§ Exercise brief
Line by line, the entries below are to be reproduced unaltered.
================
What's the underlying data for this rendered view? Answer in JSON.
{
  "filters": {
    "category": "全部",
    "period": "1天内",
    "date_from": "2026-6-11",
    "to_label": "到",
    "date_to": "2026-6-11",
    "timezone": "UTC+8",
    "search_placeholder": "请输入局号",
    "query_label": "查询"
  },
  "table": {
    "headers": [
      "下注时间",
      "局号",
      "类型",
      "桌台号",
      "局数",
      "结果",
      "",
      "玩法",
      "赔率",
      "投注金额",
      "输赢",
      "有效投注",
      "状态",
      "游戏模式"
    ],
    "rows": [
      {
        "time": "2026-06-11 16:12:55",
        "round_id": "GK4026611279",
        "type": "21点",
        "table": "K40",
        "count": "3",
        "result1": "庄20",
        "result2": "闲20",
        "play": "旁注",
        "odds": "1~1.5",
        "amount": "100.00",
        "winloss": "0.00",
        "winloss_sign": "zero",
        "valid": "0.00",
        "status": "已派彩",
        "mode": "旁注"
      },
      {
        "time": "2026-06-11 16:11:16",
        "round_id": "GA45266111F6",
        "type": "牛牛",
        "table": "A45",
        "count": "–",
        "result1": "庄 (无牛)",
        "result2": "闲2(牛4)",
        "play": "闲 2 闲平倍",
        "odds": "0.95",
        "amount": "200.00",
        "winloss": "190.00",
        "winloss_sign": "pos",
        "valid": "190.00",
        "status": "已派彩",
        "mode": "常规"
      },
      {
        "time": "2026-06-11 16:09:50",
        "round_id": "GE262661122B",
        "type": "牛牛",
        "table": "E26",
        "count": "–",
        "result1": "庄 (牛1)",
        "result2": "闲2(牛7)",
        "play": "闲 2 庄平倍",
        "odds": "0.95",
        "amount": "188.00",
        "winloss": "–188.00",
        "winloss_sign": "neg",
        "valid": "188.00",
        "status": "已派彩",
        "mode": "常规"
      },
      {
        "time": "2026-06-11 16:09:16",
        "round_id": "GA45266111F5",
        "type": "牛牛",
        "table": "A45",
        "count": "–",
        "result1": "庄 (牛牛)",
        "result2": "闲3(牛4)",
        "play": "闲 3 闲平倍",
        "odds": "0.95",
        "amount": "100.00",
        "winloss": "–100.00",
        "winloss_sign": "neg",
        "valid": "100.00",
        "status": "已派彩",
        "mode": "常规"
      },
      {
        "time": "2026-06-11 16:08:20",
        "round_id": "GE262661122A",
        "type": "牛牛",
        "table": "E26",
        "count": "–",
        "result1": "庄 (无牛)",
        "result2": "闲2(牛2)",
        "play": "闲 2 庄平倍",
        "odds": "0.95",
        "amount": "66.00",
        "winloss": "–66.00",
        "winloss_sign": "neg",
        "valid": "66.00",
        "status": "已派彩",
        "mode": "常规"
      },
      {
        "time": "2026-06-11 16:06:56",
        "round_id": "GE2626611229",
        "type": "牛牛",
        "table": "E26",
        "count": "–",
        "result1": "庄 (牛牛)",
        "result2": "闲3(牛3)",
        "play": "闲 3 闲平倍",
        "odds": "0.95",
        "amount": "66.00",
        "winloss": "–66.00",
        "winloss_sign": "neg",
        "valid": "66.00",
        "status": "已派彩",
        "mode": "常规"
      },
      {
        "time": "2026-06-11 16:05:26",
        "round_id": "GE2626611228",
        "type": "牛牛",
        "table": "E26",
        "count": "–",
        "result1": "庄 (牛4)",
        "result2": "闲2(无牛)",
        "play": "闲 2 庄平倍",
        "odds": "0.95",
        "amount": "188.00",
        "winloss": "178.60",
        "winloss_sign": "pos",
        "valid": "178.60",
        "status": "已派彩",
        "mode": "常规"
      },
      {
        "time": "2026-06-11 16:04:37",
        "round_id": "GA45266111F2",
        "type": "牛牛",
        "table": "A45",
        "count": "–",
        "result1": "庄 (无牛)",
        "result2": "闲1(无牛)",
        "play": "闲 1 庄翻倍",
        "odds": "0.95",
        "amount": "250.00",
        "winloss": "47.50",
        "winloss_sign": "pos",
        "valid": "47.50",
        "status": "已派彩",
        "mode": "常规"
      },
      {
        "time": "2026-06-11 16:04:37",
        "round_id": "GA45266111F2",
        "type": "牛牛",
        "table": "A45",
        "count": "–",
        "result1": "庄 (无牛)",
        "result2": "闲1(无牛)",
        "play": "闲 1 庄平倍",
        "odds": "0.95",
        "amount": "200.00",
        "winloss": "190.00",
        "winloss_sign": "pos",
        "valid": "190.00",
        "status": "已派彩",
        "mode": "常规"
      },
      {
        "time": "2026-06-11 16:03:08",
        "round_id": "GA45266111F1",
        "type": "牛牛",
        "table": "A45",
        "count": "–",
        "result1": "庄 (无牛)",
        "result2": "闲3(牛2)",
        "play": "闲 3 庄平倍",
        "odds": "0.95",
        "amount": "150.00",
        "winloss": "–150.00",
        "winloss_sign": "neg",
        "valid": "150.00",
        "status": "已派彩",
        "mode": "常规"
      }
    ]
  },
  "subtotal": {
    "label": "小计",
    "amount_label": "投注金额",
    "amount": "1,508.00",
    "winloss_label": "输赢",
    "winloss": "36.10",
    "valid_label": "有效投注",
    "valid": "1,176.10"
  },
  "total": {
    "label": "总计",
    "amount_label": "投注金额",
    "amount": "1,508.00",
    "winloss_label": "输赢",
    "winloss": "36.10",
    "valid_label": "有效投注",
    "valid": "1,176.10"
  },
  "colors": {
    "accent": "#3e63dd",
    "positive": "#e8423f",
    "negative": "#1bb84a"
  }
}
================
§ Completed task
What's the underlying data for this rendered view? Answer in JSON.
{
  "filters": {
    "category": "全部",
    "period": "1天内",
    "date_from": "2026-6-11",
    "to_label": "到",
    "date_to": "2026-6-11",
    "timezone": "UTC+8",
    "search_placeholder": "请输入局号",
    "query_label": "查询"
  },
  "table": {
    "headers": [
      "下注时间",
      "局号",
      "类型",
      "桌台号",
      "局数",
      "结果",
      "",
      "玩法",
      "赔率",
      "投注金额",
      "输赢",
      "有效投注",
      "状态",
      "游戏模式"
    ],
    "rows": [
      {
        "time": "2026-06-11 16:12:55",
        "round_id": "GK4026611279",
        "type": "21点",
        "table": "K40",
        "count": "3",
        "result1": "庄20",
        "result2": "闲20",
        "play": "旁注",
        "odds": "1~1.5",
        "amount": "100.00",
        "winloss": "0.00",
        "winloss_sign": "zero",
        "valid": "0.00",
        "status": "已派彩",
        "mode": "旁注"
      },
      {
        "time": "2026-06-11 16:11:16",
        "round_id": "GA45266111F6",
        "type": "牛牛",
        "table": "A45",
        "count": "–",
        "result1": "庄 (无牛)",
        "result2": "闲2(牛4)",
        "play": "闲 2 闲平倍",
        "odds": "0.95",
        "amount": "200.00",
        "winloss": "190.00",
        "winloss_sign": "pos",
        "valid": "190.00",
        "status": "已派彩",
        "mode": "常规"
      },
      {
        "time": "2026-06-11 16:09:50",
        "round_id": "GE262661122B",
        "type": "牛牛",
        "table": "E26",
        "count": "–",
        "result1": "庄 (牛1)",
        "result2": "闲2(牛7)",
        "play": "闲 2 庄平倍",
        "odds": "0.95",
        "amount": "188.00",
        "winloss": "–188.00",
        "winloss_sign": "neg",
        "valid": "188.00",
        "status": "已派彩",
        "mode": "常规"
      },
      {
        "time": "2026-06-11 16:09:16",
        "round_id": "GA45266111F5",
        "type": "牛牛",
        "table": "A45",
        "count": "–",
        "result1": "庄 (牛牛)",
        "result2": "闲3(牛4)",
        "play": "闲 3 闲平倍",
        "odds": "0.95",
        "amount": "100.00",
        "winloss": "–100.00",
        "winloss_sign": "neg",
        "valid": "100.00",
        "status": "已派彩",
        "mode": "常规"
      },
      {
        "time": "2026-06-11 16:08:20",
        "round_id": "GE262661122A",
        "type": "牛牛",
        "table": "E26",
        "count": "–",
        "result1": "庄 (无牛)",
        "result2": "闲2(牛2)",
        "play": "闲 2 庄平倍",
        "odds": "0.95",
        "amount": "66.00",
        "winloss": "–66.00",
        "winloss_sign": "neg",
        "valid": "66.00",
        "status": "已派彩",
        "mode": "常规"
      },
      {
        "time": "2026-06-11 16:06:56",
        "round_id": "GE2626611229",
        "type": "牛牛",
        "table": "E26",
        "count": "–",
        "result1": "庄 (牛牛)",
        "result2": "闲3(牛3)",
        "play": "闲 3 闲平倍",
        "odds": "0.95",
        "amount": "66.00",
        "winloss": "–66.00",
        "winloss_sign": "neg",
        "valid": "66.00",
        "status": "已派彩",
        "mode": "常规"
      },
      {
        "time": "2026-06-11 16:05:26",
        "round_id": "GE2626611228",
        "type": "牛牛",
        "table": "E26",
        "count": "–",
        "result1": "庄 (牛4)",
        "result2": "闲2(无牛)",
        "play": "闲 2 庄平倍",
        "odds": "0.95",
        "amount": "188.00",
        "winloss": "178.60",
        "winloss_sign": "pos",
        "valid": "178.60",
        "status": "已派彩",
        "mode": "常规"
      },
      {
        "time": "2026-06-11 16:04:37",
        "round_id": "GA45266111F2",
        "type": "牛牛",
        "table": "A45",
        "count": "–",
        "result1": "庄 (无牛)",
        "result2": "闲1(无牛)",
        "play": "闲 1 庄翻倍",
        "odds": "0.95",
        "amount": "250.00",
        "winloss": "47.50",
        "winloss_sign": "pos",
        "valid": "47.50",
        "status": "已派彩",
        "mode": "常规"
      },
      {
        "time": "2026-06-11 16:04:37",
        "round_id": "GA45266111F2",
        "type": "牛牛",
        "table": "A45",
        "count": "–",
        "result1": "庄 (无牛)",
        "result2": "闲1(无牛)",
        "play": "闲 1 庄平倍",
        "odds": "0.95",
        "amount": "200.00",
        "winloss": "190.00",
        "winloss_sign": "pos",
        "valid": "190.00",
        "status": "已派彩",
        "mode": "常规"
      },
      {
        "time": "2026-06-11 16:03:08",
        "round_id": "GA45266111F1",
        "type": "牛牛",
        "table": "A45",
        "count": "–",
        "result1": "庄 (无牛)",
        "result2": "闲3(牛2)",
        "play": "闲 3 庄平倍",
        "odds": "0.95",
        "amount": "150.00",
        "winloss": "–150.00",
        "winloss_sign": "neg",
        "valid": "150.00",
        "status": "已派彩",
        "mode": "常规"
      }
    ]
  },
  "subtotal": {
    "label": "小计",
    "amount_label": "投注金额",
    "amount": "1,508.00",
    "winloss_label": "输赢",
    "winloss": "36.10",
    "valid_label": "有效投注",
    "valid": "1,176.10"
  },
  "total": {
    "label": "总计",
    "amount_label": "投注金额",
    "amount": "1,508.00",
    "winloss_label": "输赢",
    "winloss": "36.10",
    "valid_label": "有效投注",
    "valid": "1,176.10"
  },
  "colors": {
    "accent": "#3e63dd",
    "positive": "#e8423f",
    "negative": "#1bb84a"
  }
}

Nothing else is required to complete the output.